Other investments: The fund also holds other assets, including bonds issued by governments and cash.
Use of derivatives: Derivatives may be used to gain exposure to core and other investments, to reduce risks and costs and to manage the impact of changes in currency exchange rates on the fund’s investments.
Strategy in brief: The fund is designed to provide income while minimising the negative impact of rising interest rates by investing mainly in FRNs. The fund focuses on FRNs issued by companies with a low credit rating, which typically pay higher levels of interest to compensate investors for the greater risk of default.
Part of the fund may be invested in other fixed income assets, such as government bonds. Spreading investments across issuers, industries and countries is an essential element of the fund’s strategy and the manager is assisted in his selection of individual bonds by an in-house team of credit analysts.
Asset-backed securities: Bonds backed by assets that produce cashflows, such as mortgage loans, credit card receivables and auto loans.
Bonds: Loans to governments and companies that pay interest.
Derivatives: Financial contracts whose value is derived from other assets.
Floating rate notes (FRNs): Bonds whose interest payments, or coupons, are adjusted in line with movements in interest rates.
High yield Bonds: Bonds issued by companies considered to be riskier and therefore generally paying a higher level of interest.
Risks associated with the fund
The value of investments and the income from them will rise and fall. This will cause the fund price, as well as any income paid by the fund, to fall as well as rise. There is no guarantee the fund will achieve its objective, and you may not get back the amount you originally invested.
The value of the fund may fall if the issuer of a fixed income security held is unable to pay income payments or repay its debt (known as a default).
The fund may use derivatives with the aim of profiting from a rise or a fall in the value of an asset (for example, a company’s bonds). However, if the asset’s value varies in a different manner, the fund may incur a loss.

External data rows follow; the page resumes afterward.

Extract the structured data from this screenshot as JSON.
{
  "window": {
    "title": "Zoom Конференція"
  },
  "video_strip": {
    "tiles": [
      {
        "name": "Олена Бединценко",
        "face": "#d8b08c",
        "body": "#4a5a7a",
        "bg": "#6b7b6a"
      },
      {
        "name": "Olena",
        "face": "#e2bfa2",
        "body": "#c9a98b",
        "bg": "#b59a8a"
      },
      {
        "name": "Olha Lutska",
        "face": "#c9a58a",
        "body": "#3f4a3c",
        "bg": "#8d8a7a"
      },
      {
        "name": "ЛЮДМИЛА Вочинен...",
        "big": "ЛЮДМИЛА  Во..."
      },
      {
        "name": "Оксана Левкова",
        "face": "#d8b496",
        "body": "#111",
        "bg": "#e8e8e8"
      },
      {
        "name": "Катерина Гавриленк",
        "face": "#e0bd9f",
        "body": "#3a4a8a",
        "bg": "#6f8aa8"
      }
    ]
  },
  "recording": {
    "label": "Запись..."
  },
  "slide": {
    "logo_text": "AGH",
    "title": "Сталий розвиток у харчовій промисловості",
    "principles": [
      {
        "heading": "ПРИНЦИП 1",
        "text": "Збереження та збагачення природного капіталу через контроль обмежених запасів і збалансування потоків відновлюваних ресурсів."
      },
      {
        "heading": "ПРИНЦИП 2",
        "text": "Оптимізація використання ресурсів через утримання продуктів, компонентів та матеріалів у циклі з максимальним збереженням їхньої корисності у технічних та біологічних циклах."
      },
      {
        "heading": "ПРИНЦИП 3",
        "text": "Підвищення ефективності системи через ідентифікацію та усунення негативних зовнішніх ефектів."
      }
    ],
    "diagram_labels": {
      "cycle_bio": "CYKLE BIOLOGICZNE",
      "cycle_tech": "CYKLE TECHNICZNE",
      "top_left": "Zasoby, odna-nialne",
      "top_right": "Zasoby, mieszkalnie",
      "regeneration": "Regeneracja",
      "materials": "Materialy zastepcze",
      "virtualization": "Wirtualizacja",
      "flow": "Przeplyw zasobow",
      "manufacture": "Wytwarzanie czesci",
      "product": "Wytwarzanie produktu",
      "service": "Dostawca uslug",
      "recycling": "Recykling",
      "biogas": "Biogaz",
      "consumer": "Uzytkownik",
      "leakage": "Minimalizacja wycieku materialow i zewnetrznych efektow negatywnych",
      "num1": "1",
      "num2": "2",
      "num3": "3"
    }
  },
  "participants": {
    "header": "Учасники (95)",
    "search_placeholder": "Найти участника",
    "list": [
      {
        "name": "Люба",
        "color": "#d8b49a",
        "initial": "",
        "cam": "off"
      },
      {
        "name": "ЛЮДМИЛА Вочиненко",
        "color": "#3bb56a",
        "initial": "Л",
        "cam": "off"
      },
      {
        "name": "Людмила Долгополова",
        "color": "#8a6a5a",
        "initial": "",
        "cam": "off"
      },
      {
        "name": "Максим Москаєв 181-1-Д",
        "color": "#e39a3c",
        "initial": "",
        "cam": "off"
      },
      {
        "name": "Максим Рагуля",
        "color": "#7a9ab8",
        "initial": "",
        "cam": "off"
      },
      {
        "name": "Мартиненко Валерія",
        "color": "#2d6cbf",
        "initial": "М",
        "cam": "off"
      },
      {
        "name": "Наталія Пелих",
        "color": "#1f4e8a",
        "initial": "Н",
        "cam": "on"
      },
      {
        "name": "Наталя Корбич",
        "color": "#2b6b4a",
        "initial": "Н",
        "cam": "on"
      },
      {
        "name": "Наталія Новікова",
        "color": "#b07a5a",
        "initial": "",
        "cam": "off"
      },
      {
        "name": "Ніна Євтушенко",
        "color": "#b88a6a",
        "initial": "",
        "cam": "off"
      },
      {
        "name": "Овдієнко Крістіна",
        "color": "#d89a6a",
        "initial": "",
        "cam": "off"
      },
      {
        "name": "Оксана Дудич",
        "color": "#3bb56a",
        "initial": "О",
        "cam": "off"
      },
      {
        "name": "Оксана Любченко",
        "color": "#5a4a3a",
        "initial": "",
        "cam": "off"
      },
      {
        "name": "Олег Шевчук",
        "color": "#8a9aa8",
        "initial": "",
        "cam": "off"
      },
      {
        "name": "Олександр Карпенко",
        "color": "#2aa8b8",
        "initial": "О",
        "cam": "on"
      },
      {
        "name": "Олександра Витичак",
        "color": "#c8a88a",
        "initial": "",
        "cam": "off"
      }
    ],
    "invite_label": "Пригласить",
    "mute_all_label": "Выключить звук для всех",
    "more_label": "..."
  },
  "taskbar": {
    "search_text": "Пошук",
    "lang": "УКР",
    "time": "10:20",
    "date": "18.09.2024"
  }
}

The fund invests mainly in one type of asset. This type of fund can experience larger-than-average price changes when compared to a fund which invests in a broader range of assets.
Changes in currency exchange rates will affect the value of your investment.
If the share class is hedged (H share class), it aims to mirror the performance of another share class. We cannot guarantee that the hedging objective will be achieved. The hedging strategy will limit holders of the hedged share class from benefiting if the hedged share class currency falls against the US dollar.
The fund will invest in emerging markets which are generally smaller, more sensitive to economic and political factors, and where investments are less easily bought and sold. In exceptional circumstances, the fund may encounter difficulties when selling or collecting income from these investments, which could cause the fund to incur a loss. In extreme circumstances, it could lead to the temporary suspension of dealing in shares in the fund.
When interest rates rise, the value of the fund is likely to fall.
Where market conditions make it hard to sell the fund’s investments at a fair price to meet customers’ sale requests, we may temporarily suspend dealing in the fund’s shares.
Some transactions the fund makes, such as placing cash on deposit, require the use of other financial institutions (for example, banks). If one of these institutions defaults on their obligations or becomes insolvent, the fund may incur a loss.
The Fund allows for the extensive use of derivatives.